Usually when one speaks just one or two languages; that is usually the mother tongue and either English or French, or just the mother tongue.
Recently I discovered that African countries, East Africa in particular, there are so many big business projects owned by foreigners.
Now, for these to earn their profits they are encouraged to learn the local dialects. For example, when one enters an Indian restaurant, one can actually eavesdrop as the manager rebukes or corrects his Ugandan workers in really bad but understandable Luganda; a dialect spoken in the central part of the country.
I also realized that when companies recruit youths in African countries to go and work in foreign countries, they always stress the issue of at least being able to express themselves in the English language.
This is further stressed by the fact that for certain jobs; cleaners, drivers, security personnel without arms, one does not have to be highly learned or sophisticated. What matters is that one can communicate in English.
Here is another scenario, when in a foreign country and in need of directions. People always inquire in the English language.
Crossing boarders for Business
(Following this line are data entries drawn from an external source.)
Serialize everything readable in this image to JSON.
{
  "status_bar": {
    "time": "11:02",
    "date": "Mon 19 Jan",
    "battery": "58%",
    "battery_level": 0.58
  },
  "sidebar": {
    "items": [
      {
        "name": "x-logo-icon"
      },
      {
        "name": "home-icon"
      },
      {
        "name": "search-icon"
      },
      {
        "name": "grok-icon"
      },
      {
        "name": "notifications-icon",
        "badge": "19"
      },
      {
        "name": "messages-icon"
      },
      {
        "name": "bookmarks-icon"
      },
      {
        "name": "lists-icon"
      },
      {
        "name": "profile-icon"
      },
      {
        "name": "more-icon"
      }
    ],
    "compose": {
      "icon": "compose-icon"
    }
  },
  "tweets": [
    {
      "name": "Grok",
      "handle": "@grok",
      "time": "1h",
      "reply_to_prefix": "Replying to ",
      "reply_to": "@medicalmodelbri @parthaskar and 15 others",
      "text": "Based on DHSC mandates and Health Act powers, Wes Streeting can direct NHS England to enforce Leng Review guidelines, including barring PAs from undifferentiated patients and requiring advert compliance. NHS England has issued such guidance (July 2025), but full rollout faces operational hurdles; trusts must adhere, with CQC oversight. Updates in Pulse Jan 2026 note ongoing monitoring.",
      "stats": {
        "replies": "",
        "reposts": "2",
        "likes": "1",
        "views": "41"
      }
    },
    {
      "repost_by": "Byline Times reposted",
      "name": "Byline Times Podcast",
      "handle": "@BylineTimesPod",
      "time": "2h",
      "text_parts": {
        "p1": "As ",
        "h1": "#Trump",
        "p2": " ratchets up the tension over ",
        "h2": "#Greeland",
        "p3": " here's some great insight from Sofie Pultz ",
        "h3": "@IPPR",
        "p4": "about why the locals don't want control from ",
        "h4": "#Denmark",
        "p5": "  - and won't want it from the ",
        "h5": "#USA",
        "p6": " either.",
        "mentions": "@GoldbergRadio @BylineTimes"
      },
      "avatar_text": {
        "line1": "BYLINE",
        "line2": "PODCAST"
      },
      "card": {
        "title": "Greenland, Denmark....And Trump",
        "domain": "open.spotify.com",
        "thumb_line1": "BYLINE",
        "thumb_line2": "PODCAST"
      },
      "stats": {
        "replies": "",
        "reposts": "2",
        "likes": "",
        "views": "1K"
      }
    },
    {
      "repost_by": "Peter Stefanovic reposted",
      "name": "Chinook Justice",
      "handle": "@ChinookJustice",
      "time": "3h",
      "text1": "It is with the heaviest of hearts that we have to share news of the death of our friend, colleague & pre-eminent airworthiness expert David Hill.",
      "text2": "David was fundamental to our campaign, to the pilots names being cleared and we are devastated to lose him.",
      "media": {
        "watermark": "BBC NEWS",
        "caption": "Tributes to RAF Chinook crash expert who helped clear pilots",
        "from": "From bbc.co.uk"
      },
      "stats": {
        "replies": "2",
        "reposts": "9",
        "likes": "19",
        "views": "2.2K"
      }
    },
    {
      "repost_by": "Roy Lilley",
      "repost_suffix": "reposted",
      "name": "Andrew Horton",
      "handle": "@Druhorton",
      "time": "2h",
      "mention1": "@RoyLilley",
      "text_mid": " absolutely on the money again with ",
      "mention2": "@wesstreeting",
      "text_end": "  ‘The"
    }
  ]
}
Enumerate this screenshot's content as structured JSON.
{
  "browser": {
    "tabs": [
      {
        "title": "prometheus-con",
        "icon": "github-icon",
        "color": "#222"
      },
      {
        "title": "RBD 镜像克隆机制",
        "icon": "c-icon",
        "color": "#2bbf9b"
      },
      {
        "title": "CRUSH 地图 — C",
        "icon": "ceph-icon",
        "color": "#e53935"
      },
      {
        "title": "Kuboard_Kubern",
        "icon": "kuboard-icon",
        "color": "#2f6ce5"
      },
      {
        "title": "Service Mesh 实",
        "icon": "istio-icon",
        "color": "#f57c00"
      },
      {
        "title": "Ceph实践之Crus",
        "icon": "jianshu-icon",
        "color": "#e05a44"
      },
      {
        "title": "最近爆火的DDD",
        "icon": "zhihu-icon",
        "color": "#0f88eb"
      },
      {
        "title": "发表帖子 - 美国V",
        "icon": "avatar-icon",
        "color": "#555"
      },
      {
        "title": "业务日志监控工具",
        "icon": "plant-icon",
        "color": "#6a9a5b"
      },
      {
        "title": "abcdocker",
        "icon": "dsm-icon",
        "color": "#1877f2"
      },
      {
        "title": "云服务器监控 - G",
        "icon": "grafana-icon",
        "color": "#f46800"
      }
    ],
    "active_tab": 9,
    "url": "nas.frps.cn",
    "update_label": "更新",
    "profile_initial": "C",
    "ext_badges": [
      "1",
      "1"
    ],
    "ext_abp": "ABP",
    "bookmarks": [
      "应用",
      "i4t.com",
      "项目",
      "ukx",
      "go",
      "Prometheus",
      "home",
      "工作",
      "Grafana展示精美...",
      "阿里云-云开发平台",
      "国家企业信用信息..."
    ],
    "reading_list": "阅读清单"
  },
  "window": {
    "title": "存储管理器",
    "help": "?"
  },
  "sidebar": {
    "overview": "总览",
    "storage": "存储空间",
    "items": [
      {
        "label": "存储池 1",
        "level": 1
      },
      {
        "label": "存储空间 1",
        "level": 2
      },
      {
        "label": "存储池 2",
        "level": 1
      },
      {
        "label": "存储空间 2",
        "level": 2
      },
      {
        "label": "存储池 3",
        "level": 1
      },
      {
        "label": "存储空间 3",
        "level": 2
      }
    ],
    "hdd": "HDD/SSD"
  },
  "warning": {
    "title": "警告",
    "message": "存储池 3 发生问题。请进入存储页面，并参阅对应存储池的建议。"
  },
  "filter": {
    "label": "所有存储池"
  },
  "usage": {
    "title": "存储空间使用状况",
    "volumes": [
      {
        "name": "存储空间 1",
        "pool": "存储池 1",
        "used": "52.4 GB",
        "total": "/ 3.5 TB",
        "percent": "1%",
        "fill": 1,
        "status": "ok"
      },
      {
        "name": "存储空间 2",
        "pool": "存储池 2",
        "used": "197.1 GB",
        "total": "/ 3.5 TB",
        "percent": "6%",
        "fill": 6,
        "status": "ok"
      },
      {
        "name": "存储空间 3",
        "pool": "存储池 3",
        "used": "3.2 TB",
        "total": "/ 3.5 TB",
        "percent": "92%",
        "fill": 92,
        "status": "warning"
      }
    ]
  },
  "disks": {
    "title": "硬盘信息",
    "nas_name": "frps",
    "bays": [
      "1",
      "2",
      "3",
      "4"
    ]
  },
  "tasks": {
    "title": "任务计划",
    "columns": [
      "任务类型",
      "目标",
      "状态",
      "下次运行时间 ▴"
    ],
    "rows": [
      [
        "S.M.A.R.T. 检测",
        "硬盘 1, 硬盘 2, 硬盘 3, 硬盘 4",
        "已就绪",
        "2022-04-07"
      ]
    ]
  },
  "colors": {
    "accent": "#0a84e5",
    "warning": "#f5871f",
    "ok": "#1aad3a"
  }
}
Anita Oragun is a Senegalese national currently in hair salon business in China. In Senegal French is the official language while in China a few speak English. But she too testifies that she had to learn the basics of Chinese and English because, tourists from around the world flock to China. Those who pass by her hair salon to have their hair plaited or styled communicate in the little or good English they know.
On the other side, we cannot fail to recognise that some business oriented countries like Japan and Germany do not prioritise English.
Even when in class, in these countries it is their local languages that are focused on, with English being just another class subject.
But then, they would still require basic knowledge of English, why?
Because if their businesses are to expand internationally, English must be a tool used for market in the English speaking countries. We realize that there are some unnecessary inconveniences that would not have been the case if a person could speak English.
Look here, the international speeches of Angela Merkel, the Chancellor of Germany are always made in German and then have to be translated or interpreted to specific languages in European Union meetings for effective communication.
She is just a good example of the many people in business positions internationally whose speeches have to be translated. It is therefore of much importance to learn English as it is taking a global space and when it comes to making influential business decisions, it plays part.